Without omitting anything, copy every entry word for word.

**** Material to process ****

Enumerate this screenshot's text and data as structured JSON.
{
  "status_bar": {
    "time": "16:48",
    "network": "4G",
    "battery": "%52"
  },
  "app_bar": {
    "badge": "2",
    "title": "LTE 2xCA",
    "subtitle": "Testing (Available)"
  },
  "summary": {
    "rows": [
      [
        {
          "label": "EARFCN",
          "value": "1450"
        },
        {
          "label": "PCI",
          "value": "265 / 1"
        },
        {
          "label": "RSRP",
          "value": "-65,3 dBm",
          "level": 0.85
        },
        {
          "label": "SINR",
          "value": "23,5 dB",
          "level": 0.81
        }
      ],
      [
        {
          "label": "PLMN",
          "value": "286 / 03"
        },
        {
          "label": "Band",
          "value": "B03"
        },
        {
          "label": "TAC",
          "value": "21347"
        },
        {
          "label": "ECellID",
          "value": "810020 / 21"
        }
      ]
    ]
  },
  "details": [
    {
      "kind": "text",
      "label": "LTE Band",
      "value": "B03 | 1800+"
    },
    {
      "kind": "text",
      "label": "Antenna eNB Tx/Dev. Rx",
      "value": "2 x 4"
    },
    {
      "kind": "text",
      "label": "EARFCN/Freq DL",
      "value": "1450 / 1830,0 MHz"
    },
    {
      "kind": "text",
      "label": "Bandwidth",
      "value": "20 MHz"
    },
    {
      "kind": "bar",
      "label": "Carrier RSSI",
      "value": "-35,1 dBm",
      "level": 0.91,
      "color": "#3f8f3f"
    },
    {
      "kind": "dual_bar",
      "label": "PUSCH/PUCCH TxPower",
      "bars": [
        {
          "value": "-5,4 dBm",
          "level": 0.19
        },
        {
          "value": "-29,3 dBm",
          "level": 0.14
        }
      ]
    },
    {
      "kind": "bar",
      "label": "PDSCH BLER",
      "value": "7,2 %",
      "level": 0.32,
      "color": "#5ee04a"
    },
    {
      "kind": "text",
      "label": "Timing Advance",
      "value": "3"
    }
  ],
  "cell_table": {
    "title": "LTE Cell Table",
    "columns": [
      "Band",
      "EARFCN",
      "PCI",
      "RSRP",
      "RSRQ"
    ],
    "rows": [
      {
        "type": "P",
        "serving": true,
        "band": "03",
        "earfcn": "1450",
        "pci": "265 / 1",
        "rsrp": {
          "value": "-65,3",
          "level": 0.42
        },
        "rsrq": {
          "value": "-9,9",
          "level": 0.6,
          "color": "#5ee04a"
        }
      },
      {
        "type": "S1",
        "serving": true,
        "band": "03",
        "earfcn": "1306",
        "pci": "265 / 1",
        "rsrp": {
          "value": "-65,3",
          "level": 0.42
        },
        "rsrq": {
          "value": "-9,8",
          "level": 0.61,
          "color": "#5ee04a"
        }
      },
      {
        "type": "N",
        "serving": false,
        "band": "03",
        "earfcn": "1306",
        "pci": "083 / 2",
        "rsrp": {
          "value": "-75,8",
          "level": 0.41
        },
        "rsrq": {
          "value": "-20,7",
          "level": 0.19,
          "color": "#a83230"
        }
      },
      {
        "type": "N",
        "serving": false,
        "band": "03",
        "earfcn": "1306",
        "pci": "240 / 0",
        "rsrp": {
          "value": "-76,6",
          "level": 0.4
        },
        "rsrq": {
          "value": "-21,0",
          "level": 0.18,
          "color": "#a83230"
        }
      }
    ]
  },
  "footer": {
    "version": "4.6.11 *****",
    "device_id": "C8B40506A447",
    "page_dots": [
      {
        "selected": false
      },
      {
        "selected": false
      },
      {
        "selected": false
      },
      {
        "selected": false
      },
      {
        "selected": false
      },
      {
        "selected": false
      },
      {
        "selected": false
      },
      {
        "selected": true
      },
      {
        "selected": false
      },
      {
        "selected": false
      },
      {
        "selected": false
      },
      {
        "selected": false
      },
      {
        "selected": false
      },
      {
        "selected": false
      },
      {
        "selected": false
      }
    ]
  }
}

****

Task output:
Enumerate this screenshot's text and data as structured JSON.
{
  "status_bar": {
    "time": "16:48",
    "network": "4G",
    "battery": "%52"
  },
  "app_bar": {
    "badge": "2",
    "title": "LTE 2xCA",
    "subtitle": "Testing (Available)"
  },
  "summary": {
    "rows": [
      [
        {
          "label": "EARFCN",
          "value": "1450"
        },
        {
          "label": "PCI",
          "value": "265 / 1"
        },
        {
          "label": "RSRP",
          "value": "-65,3 dBm",
          "level": 0.85
        },
        {
          "label": "SINR",
          "value": "23,5 dB",
          "level": 0.81
        }
      ],
      [
        {
          "label": "PLMN",
          "value": "286 / 03"
        },
        {
          "label": "Band",
          "value": "B03"
        },
        {
          "label": "TAC",
          "value": "21347"
        },
        {
          "label": "ECellID",
          "value": "810020 / 21"
        }
      ]
    ]
  },
  "details": [
    {
      "kind": "text",
      "label": "LTE Band",
      "value": "B03 | 1800+"
    },
    {
      "kind": "text",
      "label": "Antenna eNB Tx/Dev. Rx",
      "value": "2 x 4"
    },
    {
      "kind": "text",
      "label": "EARFCN/Freq DL",
      "value": "1450 / 1830,0 MHz"
    },
    {
      "kind": "text",
      "label": "Bandwidth",
      "value": "20 MHz"
    },
    {
      "kind": "bar",
      "label": "Carrier RSSI",
      "value": "-35,1 dBm",
      "level": 0.91,
      "color": "#3f8f3f"
    },
    {
      "kind": "dual_bar",
      "label": "PUSCH/PUCCH TxPower",
      "bars": [
        {
          "value": "-5,4 dBm",
          "level": 0.19
        },
        {
          "value": "-29,3 dBm",
          "level": 0.14
        }
      ]
    },
    {
      "kind": "bar",
      "label": "PDSCH BLER",
      "value": "7,2 %",
      "level": 0.32,
      "color": "#5ee04a"
    },
    {
      "kind": "text",
      "label": "Timing Advance",
      "value": "3"
    }
  ],
  "cell_table": {
    "title": "LTE Cell Table",
    "columns": [
      "Band",
      "EARFCN",
      "PCI",
      "RSRP",
      "RSRQ"
    ],
    "rows": [
      {
        "type": "P",
        "serving": true,
        "band": "03",
        "earfcn": "1450",
        "pci": "265 / 1",
        "rsrp": {
          "value": "-65,3",
          "level": 0.42
        },
        "rsrq": {
          "value": "-9,9",
          "level": 0.6,
          "color": "#5ee04a"
        }
      },
      {
        "type": "S1",
        "serving": true,
        "band": "03",
        "earfcn": "1306",
        "pci": "265 / 1",
        "rsrp": {
          "value": "-65,3",
          "level": 0.42
        },
        "rsrq": {
          "value": "-9,8",
          "level": 0.61,
          "color": "#5ee04a"
        }
      },
      {
        "type": "N",
        "serving": false,
        "band": "03",
        "earfcn": "1306",
        "pci": "083 / 2",
        "rsrp": {
          "value": "-75,8",
          "level": 0.41
        },
        "rsrq": {
          "value": "-20,7",
          "level": 0.19,
          "color": "#a83230"
        }
      },
      {
        "type": "N",
        "serving": false,
        "band": "03",
        "earfcn": "1306",
        "pci": "240 / 0",
        "rsrp": {
          "value": "-76,6",
          "level": 0.4
        },
        "rsrq": {
          "value": "-21,0",
          "level": 0.18,
          "color": "#a83230"
        }
      }
    ]
  },
  "footer": {
    "version": "4.6.11 *****",
    "device_id": "C8B40506A447",
    "page_dots": [
      {
        "selected": false
      },
      {
        "selected": false
      },
      {
        "selected": false
      },
      {
        "selected": false
      },
      {
        "selected": false
      },
      {
        "selected": false
      },
      {
        "selected": false
      },
      {
        "selected": true
      },
      {
        "selected": false
      },
      {
        "selected": false
      },
      {
        "selected": false
      },
      {
        "selected": false
      },
      {
        "selected": false
      },
      {
        "selected": false
      },
      {
        "selected": false
      }
    ]
  }
}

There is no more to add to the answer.